A.D. 1088. Corcomroe was plundered by Roderick (O’Conor) thrice, and it is a wonder if either cattle or people were left without being killed on that occasion, and there were three of the nobles of Connaught treacherously killed on that occasion, viz., Giolla-Coirpthe, the son of Cathal O’Mughroin, Chief of the Clan-Cathail, and Cu-Sionna, son of Murchadh-Odhar, Chief of the Clan-Tomaltaigh, and the son of Giolla-Chriost, son of Echtighearn, Chief of Corca-Achlann.

There is a holy well in the Townland of Cachoomannagh, dedicated to Saint Seanan, but it is now entirely neglected.

There is a another holy well in the Townland of Cahirlooscan dedicated to Inghean-Bhaoith, Patroness of Kilnaboy. It lies north east of Kilshanny Chapel some distance, and is now seldom frequented, though its water is still believed to be good for the cure of sore eyes.

There is another holy well in the Townland of Ballymacravan called Tobar-na-Crabhain or Mac Cravan’s Well at which Stations are still continued to be performed and cures expected.

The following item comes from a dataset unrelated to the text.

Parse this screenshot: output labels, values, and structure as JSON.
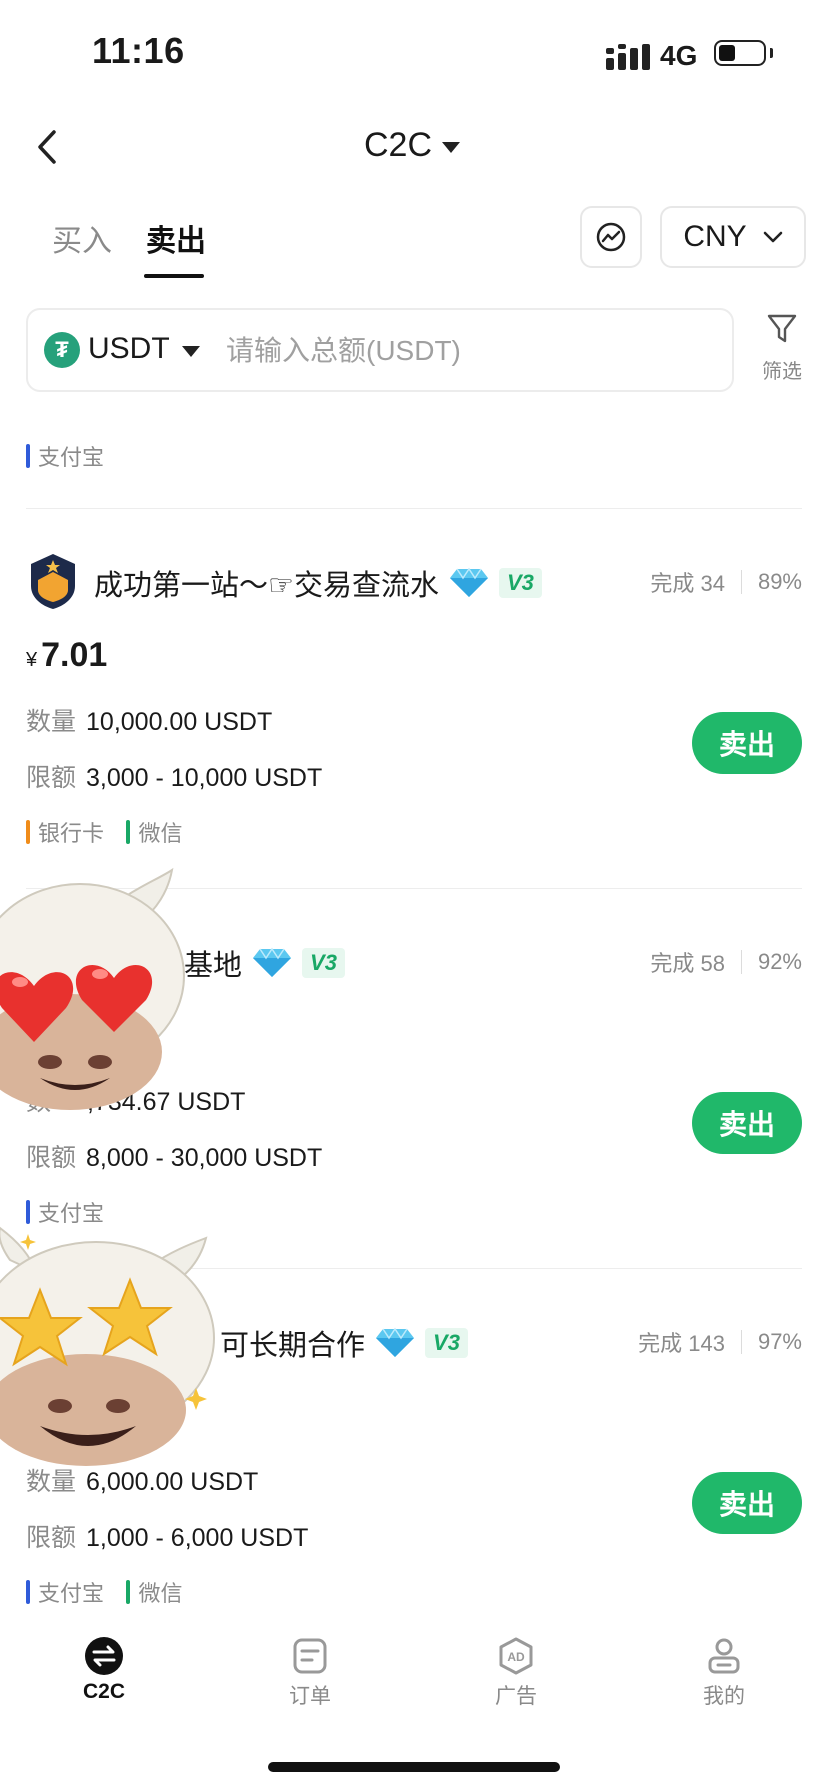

The Castle of Baile-an-Ghabhan i.e., Smithstown, stands in good preservation in the Townland of Baile-an-Ghobhan, and was inhabited within the last forty years. This Castle is mentioned in O’Donnell’s plundering excursion into Thomond in the year 1600, as given in the Annals of the Four Masters, and already quoted in treating of other Parishes of this Barony. This castle is also enumerated in the List of Castles in Tuathmore-Ui-Conor i.e., the great Lordship of O’Conor, preserved in MS. in Trinity College class E.2.14, so often referred to while treating of this part of Clare, and said to be possessed by Teige McMurrogh (O’Brien). There are three Cahirs in this Parish, but not deserving of any particular notice.